Biodiversity is at the heart of their project and they are continually planting new trees, shrubs and wildflowers in order to encourage wildlife and pollinators into the orchard.  Seven years on and they’ve now gained a reputation for growing chillies and herbs.  These are sold fresh in season and they also have a range of delicious jams, relishes, smoked & dried chillies, all of which are handmade on the farm and available all year round (subject to availability).  You can try out these products from NeighbourFood and some are also available from The Village Hub in Drymen.

“We didn't start out with grand plans to grow chillies and herbs as our long term aim is to produce craft cider from the orchard we planted in 2015. It’s a slow process waiting for the volume of apples to make this economically viable, so we needed to find crops with a faster lead-time and our two large polytunnels enable us to grow some more unusual crops and also extend the growing season. In addition to chillies and herbs we have several peach trees, a fig tree and a grape vine - all with varying degrees of success. It’s about experimentation and fun as well as business.

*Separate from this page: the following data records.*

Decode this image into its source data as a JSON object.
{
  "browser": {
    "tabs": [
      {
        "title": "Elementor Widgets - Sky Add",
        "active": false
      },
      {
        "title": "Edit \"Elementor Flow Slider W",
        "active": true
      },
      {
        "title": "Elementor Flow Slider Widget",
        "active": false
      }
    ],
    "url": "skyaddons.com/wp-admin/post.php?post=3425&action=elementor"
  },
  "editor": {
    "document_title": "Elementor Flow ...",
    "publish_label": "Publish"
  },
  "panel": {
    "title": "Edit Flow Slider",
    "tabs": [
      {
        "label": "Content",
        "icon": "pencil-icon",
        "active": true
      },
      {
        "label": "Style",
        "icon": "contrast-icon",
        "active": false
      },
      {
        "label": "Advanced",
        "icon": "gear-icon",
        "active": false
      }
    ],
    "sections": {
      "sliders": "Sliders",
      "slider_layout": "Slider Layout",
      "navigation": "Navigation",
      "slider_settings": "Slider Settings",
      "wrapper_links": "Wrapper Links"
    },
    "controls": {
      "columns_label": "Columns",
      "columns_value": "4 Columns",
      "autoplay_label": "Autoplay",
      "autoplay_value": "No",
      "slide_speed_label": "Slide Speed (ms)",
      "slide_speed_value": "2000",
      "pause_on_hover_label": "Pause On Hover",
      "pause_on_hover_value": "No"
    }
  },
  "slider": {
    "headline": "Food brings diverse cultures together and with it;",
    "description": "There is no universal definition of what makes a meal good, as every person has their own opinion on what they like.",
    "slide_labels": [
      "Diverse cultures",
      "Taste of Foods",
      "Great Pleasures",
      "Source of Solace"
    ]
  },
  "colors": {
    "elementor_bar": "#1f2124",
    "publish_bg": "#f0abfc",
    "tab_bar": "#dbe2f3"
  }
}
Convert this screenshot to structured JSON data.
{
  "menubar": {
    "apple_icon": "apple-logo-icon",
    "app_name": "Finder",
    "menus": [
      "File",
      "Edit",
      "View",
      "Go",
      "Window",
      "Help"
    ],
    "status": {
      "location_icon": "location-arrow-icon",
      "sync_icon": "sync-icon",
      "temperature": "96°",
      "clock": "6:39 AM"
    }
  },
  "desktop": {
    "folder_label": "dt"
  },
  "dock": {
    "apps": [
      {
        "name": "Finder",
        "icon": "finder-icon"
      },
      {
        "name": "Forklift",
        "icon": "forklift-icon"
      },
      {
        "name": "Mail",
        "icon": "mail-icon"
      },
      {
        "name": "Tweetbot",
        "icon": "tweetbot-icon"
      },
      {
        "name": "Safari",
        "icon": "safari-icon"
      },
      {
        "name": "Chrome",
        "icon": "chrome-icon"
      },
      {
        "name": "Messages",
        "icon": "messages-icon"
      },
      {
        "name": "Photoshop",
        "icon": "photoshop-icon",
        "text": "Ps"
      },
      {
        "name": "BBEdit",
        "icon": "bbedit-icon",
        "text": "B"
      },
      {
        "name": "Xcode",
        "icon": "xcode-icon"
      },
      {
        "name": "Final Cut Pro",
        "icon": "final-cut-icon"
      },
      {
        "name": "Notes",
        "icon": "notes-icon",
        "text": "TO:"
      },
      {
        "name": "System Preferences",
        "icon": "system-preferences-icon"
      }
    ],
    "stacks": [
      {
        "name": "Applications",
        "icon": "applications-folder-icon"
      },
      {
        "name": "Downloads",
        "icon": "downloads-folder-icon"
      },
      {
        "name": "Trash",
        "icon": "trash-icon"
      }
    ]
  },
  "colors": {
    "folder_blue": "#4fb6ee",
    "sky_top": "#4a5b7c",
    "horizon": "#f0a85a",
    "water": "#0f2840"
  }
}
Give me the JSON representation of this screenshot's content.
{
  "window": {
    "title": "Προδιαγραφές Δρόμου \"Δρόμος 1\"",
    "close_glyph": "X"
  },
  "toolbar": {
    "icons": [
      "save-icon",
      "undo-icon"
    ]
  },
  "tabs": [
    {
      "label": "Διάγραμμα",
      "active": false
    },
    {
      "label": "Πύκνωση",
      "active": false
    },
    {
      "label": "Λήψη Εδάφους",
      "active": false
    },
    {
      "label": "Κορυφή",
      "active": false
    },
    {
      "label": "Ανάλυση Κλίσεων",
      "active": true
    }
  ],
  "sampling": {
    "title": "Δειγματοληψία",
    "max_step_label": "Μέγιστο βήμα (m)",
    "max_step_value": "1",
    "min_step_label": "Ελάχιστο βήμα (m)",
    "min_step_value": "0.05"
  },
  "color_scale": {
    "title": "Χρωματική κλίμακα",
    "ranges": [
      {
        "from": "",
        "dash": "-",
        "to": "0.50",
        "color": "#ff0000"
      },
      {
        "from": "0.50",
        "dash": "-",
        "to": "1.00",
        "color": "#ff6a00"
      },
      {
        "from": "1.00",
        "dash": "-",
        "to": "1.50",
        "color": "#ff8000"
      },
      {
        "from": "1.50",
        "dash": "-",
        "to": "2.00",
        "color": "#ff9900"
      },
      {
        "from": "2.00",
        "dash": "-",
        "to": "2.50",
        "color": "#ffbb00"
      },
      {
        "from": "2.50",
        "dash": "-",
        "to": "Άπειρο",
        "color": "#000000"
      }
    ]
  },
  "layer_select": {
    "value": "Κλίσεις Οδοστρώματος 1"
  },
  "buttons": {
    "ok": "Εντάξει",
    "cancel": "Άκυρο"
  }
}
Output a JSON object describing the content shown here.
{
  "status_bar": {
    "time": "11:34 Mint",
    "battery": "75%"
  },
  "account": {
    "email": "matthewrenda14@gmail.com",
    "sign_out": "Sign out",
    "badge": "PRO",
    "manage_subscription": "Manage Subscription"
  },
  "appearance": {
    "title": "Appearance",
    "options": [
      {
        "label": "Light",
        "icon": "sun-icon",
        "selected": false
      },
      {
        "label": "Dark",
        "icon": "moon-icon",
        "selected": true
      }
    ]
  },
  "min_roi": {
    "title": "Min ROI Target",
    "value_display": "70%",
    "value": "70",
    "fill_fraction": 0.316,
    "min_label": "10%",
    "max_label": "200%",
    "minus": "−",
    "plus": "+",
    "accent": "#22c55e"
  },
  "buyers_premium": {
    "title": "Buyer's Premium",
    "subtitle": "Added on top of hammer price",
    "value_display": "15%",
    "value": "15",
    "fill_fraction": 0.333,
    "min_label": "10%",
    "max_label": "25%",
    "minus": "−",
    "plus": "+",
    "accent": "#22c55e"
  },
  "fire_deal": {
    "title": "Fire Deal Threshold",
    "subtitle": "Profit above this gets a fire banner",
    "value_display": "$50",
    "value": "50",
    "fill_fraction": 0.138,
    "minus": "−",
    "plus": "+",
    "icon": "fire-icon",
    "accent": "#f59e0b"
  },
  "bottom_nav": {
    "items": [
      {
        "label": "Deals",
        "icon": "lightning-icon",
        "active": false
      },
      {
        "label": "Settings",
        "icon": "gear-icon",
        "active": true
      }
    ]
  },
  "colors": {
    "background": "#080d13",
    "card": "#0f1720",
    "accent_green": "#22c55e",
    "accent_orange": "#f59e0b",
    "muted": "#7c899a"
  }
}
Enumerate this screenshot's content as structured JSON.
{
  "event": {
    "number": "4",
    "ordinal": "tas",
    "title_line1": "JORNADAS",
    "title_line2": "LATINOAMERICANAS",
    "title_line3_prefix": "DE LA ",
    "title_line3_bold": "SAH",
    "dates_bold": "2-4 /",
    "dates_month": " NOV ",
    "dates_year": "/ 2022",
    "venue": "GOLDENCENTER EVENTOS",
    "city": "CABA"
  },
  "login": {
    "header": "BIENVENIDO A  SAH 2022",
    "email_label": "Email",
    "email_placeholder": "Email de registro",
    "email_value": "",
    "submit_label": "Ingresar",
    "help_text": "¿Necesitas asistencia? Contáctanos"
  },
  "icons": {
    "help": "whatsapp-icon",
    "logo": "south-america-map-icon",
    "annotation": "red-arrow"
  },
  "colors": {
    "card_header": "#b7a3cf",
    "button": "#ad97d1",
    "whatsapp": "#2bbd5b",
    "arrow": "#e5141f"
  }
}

But right now the chillies are our main cash crop and in cooler climates this is an annual cycle which starts in February with seed planting. The young seedlings are then transferred from a heated propagator to a small heated polytunnel and come late April they are ready to be trensferred to the large unheated polytunnel. All our growing is in soil and we don't use chemicals or pesticides preferring to encourage natural means to control aphids and the like. Every year we marvel at the work done by worker wasps and many other natural predators which do a great job for us. When watering our chillies in the summer months there will be hundreds of wasps busily chomping on the aphids whilst happily dodging the water spray and not at all interested in the odd human with a water hose. We’ve even noticed that some have an afternoon siesta on the chilli plants which always makes us smile (we're extra careful not to spray these wee guys).

Harvesting starts in late July and continues right through to early December if it’s not too cold. The plants are then composted and the whole process starts again. One of the challenges when we started growing chillies was finding out which varieties do well in our setup. Many of the painfully hot chillies do not grow well in cooler environments therefore we needed to select carefully. For us it’s not just about how hot a chilli is, flavour is equally important. Fortunately there are a myriad of varieties available although sourcing good quality UK seed this year was more difficult than usual as more hobby growers during the Covid lockdown were buying up the seed. This can only be a good thing and it has forced us to experiment with some new varieties of chillies and herbs so it will be interesting to see how they perform this year - watch this space. Hopefully with lockdown ending soon all these new chilli growers will continue and the seed suppliers will up production again next year.

Gary McAlpine

For updates on what’s happening at Foragers you can find them on Facebook or Instagram or visit their website Foragers.scot